TEL AVIV—Two years ago, Ratio Oil Exploration LP, an energy firm here, employed five people and was worth about half a million dollars.
Today it sits at the center of a gas bonanza that has investors, international oil companies, Israeli politicians and even Hezbollah, Israel’s sworn enemy, clamoring for a piece of the action.
Ratio’s market capitalization now approaches $1 billion. The rally at Ratio is thanks to the company’s 15% stake in a giant offshore gas field called Leviathan, operated by Houston-based Noble Energy Inc.
On Wednesday, the frenzy got fresh fuel: Noble confirmed its earlier estimates that the field contains 16 trillion cubic feet of gas—making it the world’s biggest deepwater gas find in a decade, with enough reserves to supply Israel’s gas needs for 100 years.
It’s still early days, and getting all that gas out of the seabed may be more difficult than it seems today. But Noble and its partners think the field could hold enough gas to transform Israel, a country precariously dependent on others for energy, into a net-energy exporter.
Such a transformation could potentially alter the geopolitical balance of the Mideast, giving Israel a new economic advantage over its enemies.
Even before Wednesday’s announcement confirming the size of Leviathan, the big field was causing a ruckus in Israel and the region.
Leviathan, named after the Biblical sea monster, and two smaller gas fields nearby have kicked up a broad speculative craze.
The energy index of the Tel Aviv Stock Exchange rose 1,700% in the past year. In recent months, energy stocks accounted for about a quarter of trading activity on the exchange, once mostly the domain of real-estate companies.
It’s also shaken regional relations. Lebanese politicians are trying to lure companies to explore their nearby waters, while the two countries—still technically at war—have threatened each other over offshore resources.
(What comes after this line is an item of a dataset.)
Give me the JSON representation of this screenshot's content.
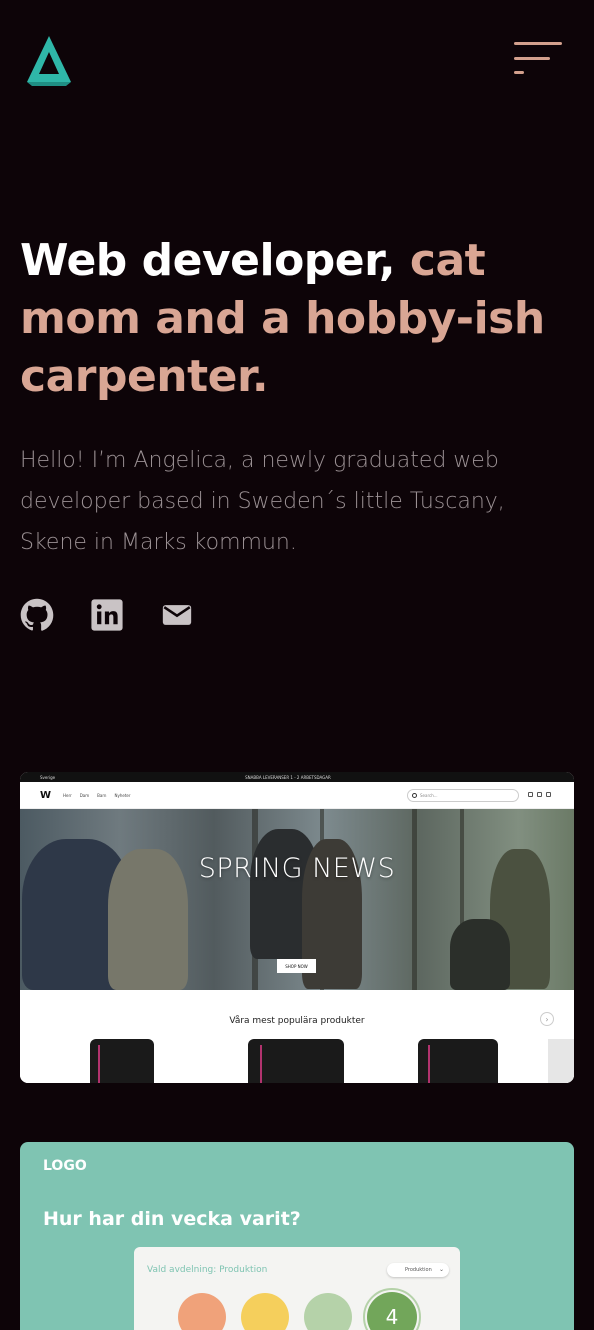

Leviathan sits some 84 miles off Israel’s northern coast and more than three miles beneath the Mediterranean’s seabed. Noble began drilling its first exploratory well in the field in October.
In March, the U.S. Geological Survey released its first assessment of the zone, estimating it contained 1.7 billion barrels of oil and 122 trillion cubic feet of gas. That’s equal to half the proven gas reserves of the U.S.
The finds also exposed a grittier underside to Israel’s financial sector. A string of criminal investigations launched by Israeli authorities into share-price movements and company disclosures have dogged some of the bonanza’s highest flyers.
„We saw new players, and these skeleton entities that had nothing to do with oil, had no experience or know-how, buying and trading leases, making baseless claims,” said Industry, Trade and Labor Minister Uzi Landau. „We decided we had to stop this crazy atmosphere engulfing the market.” He wouldn’t discuss specific companies.
Officials at the Israeli Securities Authority declined to comment on specific cases, but said they were concerned about an ongoing pattern in which small energy companies publish vague or misleading reports that cause their share prices to skyrocket, and often to plummet later.
Finance Minister Steinitz has so far ignored the pressure. Last month, he said a government-appointed committee had made preliminary recommendations to abolish tax breaks for energy firms and impose steep tax increases of 20% to 60% on windfall profits. Any tax changes are subject to approval by Israel’s cabinet.